In 933, the dukes of Normandy ceded the Cotentin Peninsula to the Viking Rollo and his descendants. The Mont Saint Michel Abbey, located on the peninsula, was subsequently controlled by Benedictine monks from Fontenelle.
The work of restoration commenced in 1873 under the direction of the commission of historical buildings, necessitated, in 1875, excavations under the flagstones of the large platform of the west, which revealed the foundations of the first three arcades. The plan shows these discoveries; it indicates also: the constructions made in front of the Romanesque portal by Robert de Torigni, this abbot’s grave, and his successor Don Martin’s.
When one leaves the nave by a small gate on the north side of the church, and descends several steps, he/she can view what remains of the primitive abbey buildings which extended to the north side of the church at end of the 13th century.
The new inhabitants of Mont Saint-Michel kept the buildings from going to ruin but they do not seem to have taken any great care to keep them intact. In 1627, they built a windmill on the bastion Gabriel and made many interior changes. Many marks of their dissensions are unfortunately visible and but few of their works are to be found now.
The Merveille was begun in 1203 by Jourdain XVII abbot, 1191 to 1212; he built the room of the Almonry, the Cellar, and began the Refectory above the Almonry which Raoul des Isles finished from 1212 to 1218.

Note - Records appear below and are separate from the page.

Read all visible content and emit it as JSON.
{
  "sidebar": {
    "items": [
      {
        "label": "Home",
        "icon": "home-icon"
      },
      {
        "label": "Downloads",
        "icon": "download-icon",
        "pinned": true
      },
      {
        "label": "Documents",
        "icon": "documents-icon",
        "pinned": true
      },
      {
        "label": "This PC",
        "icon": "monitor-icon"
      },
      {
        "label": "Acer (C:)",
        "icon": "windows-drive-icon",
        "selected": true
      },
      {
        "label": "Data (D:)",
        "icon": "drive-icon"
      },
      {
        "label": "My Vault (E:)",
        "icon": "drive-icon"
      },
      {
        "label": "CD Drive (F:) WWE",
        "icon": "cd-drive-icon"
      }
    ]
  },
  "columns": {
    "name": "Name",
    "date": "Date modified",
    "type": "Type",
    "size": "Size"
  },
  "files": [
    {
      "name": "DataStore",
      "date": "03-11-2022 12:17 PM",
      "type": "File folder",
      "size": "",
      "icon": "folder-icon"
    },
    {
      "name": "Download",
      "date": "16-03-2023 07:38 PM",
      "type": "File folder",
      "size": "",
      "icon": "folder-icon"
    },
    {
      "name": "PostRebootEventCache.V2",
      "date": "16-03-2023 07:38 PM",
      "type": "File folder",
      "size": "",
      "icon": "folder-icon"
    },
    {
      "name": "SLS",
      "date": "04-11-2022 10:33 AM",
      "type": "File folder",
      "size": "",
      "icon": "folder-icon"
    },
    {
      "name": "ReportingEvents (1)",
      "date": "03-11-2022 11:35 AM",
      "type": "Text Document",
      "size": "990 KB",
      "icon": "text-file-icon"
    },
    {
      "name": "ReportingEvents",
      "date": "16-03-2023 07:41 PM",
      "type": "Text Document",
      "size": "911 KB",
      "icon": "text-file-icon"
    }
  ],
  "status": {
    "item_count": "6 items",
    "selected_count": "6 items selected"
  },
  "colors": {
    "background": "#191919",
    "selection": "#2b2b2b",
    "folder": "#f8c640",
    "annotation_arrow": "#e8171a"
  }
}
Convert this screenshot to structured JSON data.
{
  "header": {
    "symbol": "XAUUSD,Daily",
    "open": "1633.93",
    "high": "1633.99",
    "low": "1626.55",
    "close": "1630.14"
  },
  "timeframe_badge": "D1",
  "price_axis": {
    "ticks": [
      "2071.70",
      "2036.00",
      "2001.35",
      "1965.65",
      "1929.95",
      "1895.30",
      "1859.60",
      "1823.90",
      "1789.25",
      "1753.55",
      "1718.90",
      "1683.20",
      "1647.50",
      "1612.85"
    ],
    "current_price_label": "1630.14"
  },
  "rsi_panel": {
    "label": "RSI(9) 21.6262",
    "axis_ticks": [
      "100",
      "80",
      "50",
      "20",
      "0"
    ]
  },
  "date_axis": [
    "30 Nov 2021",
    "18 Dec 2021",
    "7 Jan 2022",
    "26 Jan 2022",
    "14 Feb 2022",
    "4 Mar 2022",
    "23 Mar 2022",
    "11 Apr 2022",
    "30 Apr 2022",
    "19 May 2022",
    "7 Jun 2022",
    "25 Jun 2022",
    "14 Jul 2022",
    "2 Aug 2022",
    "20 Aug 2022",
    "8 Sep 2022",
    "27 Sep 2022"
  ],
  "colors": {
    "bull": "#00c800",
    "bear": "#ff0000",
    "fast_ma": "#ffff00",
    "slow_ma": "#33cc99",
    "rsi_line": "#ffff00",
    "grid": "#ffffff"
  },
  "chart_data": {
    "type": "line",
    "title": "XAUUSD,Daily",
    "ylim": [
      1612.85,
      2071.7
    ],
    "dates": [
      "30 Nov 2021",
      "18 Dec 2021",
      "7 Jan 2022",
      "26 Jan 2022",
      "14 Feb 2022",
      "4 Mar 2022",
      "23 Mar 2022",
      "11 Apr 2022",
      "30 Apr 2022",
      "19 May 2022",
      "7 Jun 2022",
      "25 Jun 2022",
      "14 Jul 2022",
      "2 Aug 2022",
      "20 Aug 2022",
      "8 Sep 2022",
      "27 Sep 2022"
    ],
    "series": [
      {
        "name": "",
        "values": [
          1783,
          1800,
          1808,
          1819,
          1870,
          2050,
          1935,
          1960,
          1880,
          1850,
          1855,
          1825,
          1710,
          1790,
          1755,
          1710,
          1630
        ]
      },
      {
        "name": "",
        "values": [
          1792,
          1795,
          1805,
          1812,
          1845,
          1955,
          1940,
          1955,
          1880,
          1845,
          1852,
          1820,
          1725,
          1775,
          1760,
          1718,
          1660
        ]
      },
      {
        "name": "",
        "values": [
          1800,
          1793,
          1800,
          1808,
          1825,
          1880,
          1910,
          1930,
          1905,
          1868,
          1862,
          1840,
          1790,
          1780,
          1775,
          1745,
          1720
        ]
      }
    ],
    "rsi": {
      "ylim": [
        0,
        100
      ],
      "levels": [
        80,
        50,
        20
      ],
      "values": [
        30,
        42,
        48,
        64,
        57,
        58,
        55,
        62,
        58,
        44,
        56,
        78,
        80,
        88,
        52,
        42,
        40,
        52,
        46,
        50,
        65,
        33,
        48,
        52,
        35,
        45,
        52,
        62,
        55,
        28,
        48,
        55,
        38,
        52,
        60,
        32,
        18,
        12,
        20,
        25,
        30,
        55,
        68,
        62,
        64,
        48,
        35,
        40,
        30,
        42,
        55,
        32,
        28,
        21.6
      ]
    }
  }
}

After many vicissitudes, the church started in 1020, was finished in 1135 by Bernard, a professed monk of the abbey of the Bee and a prior of Gremont, who ordered a beautiful, high and strong tower to be built on the four large pillars of the chancel.